_Required work:_ Where the word "GAMES" appears in a line of the entries below, count that line and give the total alone.

[Dataset rows describing interfaces]
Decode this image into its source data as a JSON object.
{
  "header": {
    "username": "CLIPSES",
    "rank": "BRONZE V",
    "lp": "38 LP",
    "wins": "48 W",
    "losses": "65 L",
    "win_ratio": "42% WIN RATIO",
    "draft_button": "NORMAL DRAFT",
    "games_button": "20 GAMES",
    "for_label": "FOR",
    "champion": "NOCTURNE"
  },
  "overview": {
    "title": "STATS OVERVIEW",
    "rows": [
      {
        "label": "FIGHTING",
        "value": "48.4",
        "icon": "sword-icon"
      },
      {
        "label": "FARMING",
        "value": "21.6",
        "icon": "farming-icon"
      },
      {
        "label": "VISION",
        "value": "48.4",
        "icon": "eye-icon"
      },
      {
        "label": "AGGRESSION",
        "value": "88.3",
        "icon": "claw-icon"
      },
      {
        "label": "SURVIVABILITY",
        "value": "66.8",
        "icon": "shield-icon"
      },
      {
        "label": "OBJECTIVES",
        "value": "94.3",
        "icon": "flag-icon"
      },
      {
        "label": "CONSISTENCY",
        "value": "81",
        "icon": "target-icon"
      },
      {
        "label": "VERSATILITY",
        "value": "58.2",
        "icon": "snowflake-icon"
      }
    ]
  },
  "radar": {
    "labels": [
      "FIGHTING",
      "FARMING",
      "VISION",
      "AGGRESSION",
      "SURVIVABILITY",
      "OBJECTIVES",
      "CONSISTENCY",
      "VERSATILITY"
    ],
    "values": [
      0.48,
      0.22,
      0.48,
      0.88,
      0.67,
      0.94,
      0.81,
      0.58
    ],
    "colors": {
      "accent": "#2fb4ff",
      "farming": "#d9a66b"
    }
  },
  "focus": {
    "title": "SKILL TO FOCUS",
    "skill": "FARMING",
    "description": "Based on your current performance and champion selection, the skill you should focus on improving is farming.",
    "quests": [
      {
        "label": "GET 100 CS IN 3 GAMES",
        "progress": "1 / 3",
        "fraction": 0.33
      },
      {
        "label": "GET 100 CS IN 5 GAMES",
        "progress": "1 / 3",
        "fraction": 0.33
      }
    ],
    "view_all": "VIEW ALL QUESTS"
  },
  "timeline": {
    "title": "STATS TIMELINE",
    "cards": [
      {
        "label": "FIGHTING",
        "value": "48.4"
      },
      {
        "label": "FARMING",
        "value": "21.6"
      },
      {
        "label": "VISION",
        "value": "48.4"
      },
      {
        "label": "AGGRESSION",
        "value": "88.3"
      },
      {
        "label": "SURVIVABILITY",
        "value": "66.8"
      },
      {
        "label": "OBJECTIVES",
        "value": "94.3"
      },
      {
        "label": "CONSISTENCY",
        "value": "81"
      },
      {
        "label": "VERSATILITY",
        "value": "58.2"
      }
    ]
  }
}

_Solved exercise:_ 3